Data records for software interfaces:

* * *

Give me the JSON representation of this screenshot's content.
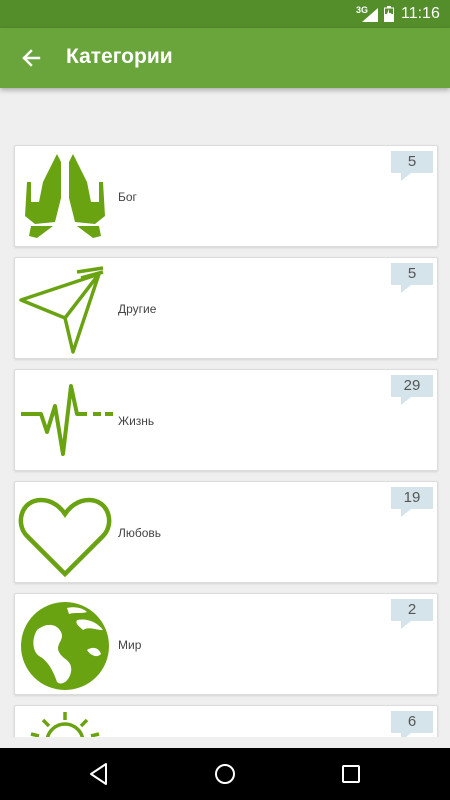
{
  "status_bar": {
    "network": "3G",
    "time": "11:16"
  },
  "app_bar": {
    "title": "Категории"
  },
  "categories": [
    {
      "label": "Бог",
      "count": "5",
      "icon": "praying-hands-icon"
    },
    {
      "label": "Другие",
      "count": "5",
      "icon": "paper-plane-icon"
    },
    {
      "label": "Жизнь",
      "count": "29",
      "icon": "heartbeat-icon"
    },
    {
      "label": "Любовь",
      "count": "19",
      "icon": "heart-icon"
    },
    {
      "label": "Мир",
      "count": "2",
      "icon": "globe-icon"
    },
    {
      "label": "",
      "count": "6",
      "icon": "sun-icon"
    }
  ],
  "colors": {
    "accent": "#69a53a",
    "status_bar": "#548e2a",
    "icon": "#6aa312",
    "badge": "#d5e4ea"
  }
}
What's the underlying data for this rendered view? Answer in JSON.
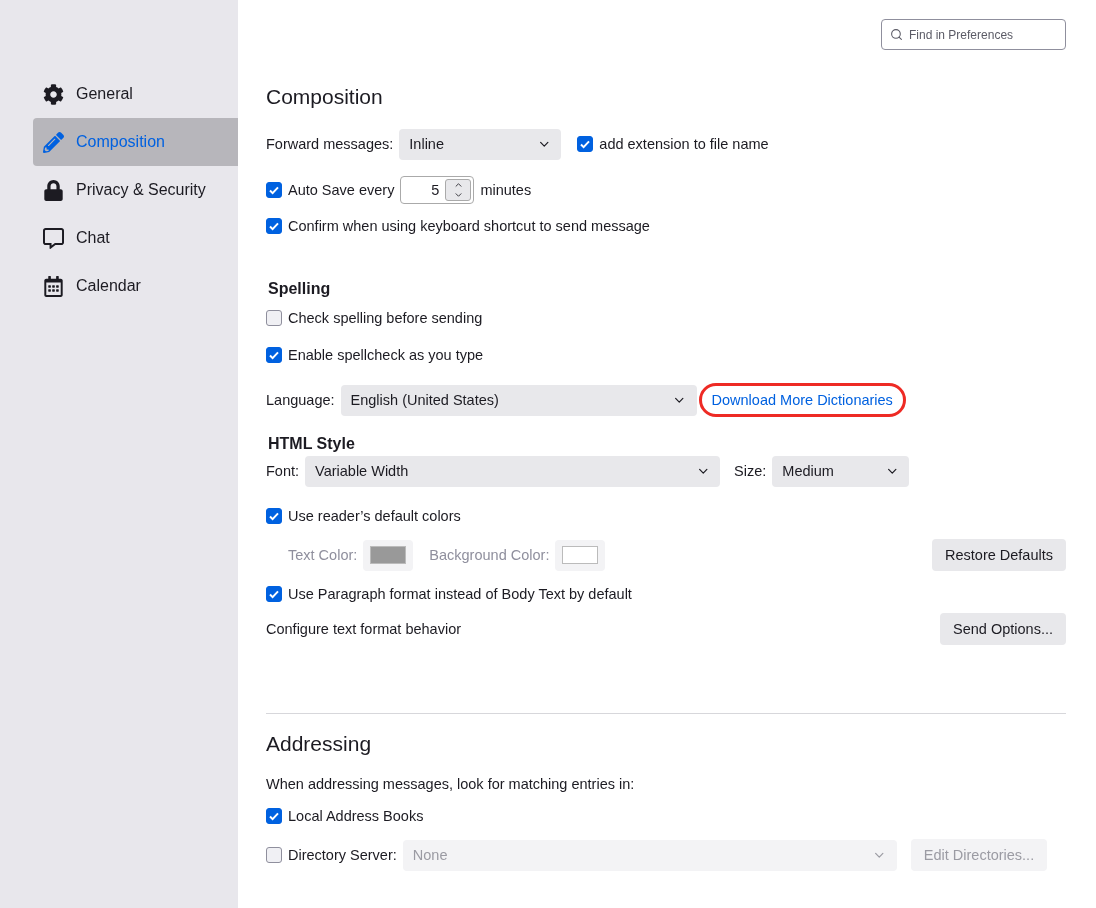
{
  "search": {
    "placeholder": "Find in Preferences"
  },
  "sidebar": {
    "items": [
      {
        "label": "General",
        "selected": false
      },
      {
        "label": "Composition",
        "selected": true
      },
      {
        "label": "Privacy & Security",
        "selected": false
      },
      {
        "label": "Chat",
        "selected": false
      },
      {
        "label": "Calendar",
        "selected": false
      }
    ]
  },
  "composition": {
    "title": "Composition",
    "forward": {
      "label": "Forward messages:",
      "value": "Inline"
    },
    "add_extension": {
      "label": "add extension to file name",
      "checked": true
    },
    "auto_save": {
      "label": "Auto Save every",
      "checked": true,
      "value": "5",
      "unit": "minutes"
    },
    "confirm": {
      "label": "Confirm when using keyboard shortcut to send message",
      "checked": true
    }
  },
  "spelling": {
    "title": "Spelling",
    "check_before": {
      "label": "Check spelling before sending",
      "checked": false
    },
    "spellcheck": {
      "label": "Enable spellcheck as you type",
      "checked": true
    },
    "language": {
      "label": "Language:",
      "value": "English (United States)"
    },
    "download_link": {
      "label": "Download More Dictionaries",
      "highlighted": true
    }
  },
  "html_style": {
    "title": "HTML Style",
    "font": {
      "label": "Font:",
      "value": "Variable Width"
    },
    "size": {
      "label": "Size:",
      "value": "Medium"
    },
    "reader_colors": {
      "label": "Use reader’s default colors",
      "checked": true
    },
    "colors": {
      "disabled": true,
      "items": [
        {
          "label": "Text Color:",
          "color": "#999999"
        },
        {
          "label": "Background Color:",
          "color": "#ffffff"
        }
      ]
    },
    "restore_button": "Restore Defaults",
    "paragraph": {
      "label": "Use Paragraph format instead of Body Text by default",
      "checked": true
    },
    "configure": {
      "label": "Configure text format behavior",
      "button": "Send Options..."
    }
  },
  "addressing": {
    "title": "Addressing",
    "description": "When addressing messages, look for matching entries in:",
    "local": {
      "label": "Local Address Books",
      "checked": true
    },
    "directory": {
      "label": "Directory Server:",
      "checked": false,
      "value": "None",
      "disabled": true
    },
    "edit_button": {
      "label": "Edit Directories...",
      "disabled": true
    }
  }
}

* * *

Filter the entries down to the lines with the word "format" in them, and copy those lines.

      "label": "Use Paragraph format instead of Body Text by default",
      "label": "Configure text format behavior",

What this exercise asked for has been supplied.